▶ Element data from apps and pages
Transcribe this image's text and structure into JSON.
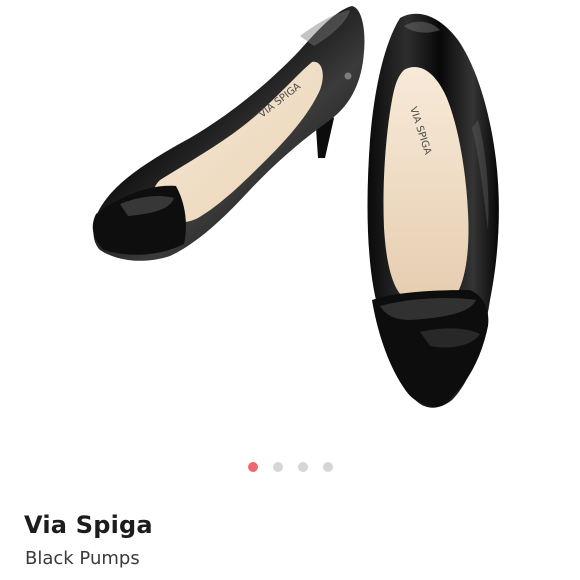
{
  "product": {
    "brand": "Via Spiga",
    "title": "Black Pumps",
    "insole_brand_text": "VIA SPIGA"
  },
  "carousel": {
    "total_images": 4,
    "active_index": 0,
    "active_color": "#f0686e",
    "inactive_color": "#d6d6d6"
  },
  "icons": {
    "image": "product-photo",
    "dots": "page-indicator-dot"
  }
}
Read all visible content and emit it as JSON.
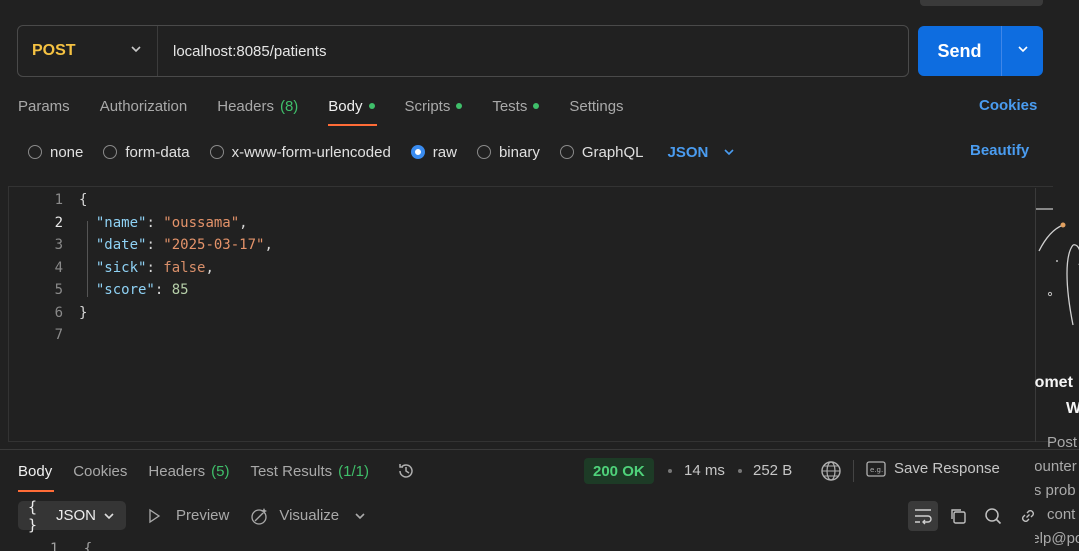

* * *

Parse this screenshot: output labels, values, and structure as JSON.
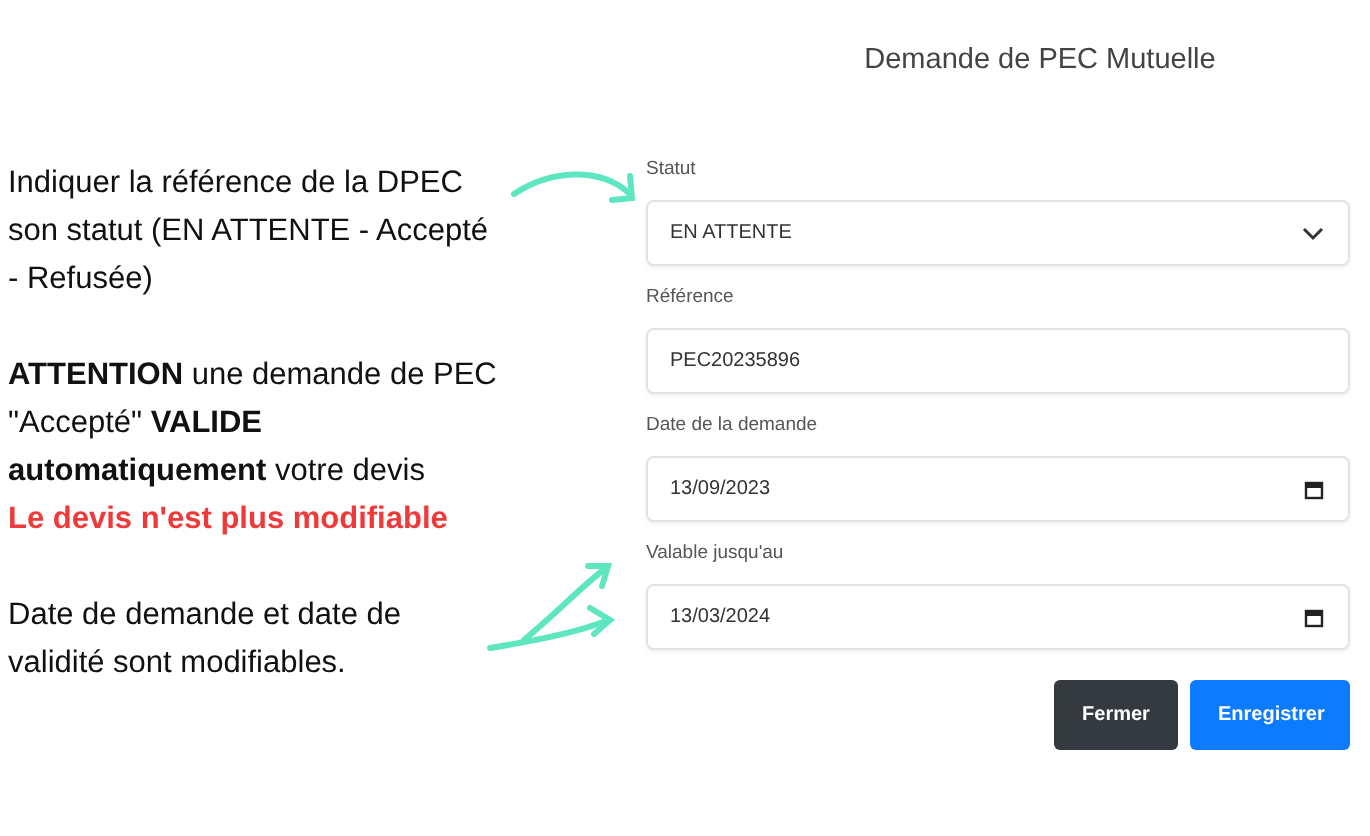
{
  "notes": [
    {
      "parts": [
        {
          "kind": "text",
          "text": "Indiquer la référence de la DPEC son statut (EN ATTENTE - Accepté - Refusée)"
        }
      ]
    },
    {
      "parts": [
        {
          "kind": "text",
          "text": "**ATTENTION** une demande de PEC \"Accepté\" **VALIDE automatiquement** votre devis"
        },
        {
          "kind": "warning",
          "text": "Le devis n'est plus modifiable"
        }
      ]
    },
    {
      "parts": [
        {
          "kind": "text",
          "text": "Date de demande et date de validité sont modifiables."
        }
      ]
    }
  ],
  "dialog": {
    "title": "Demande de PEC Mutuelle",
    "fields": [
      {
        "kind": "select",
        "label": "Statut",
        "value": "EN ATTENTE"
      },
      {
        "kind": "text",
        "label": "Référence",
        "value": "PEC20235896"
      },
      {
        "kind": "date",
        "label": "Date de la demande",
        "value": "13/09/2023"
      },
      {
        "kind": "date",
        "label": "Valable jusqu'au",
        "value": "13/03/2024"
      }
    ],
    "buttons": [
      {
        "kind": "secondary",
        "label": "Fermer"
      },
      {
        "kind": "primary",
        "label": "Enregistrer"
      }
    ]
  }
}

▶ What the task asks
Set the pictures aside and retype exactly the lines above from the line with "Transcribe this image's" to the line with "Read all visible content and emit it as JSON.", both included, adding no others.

▶ Response
Transcribe this image's text and structure into JSON.
{
  "product": {
    "brand": "Via Spiga",
    "title": "Black Pumps",
    "insole_brand_text": "VIA SPIGA"
  },
  "carousel": {
    "total_images": 4,
    "active_index": 0,
    "active_color": "#f0686e",
    "inactive_color": "#d6d6d6"
  },
  "icons": {
    "image": "product-photo",
    "dots": "page-indicator-dot"
  }
}
Read all visible content and emit it as JSON.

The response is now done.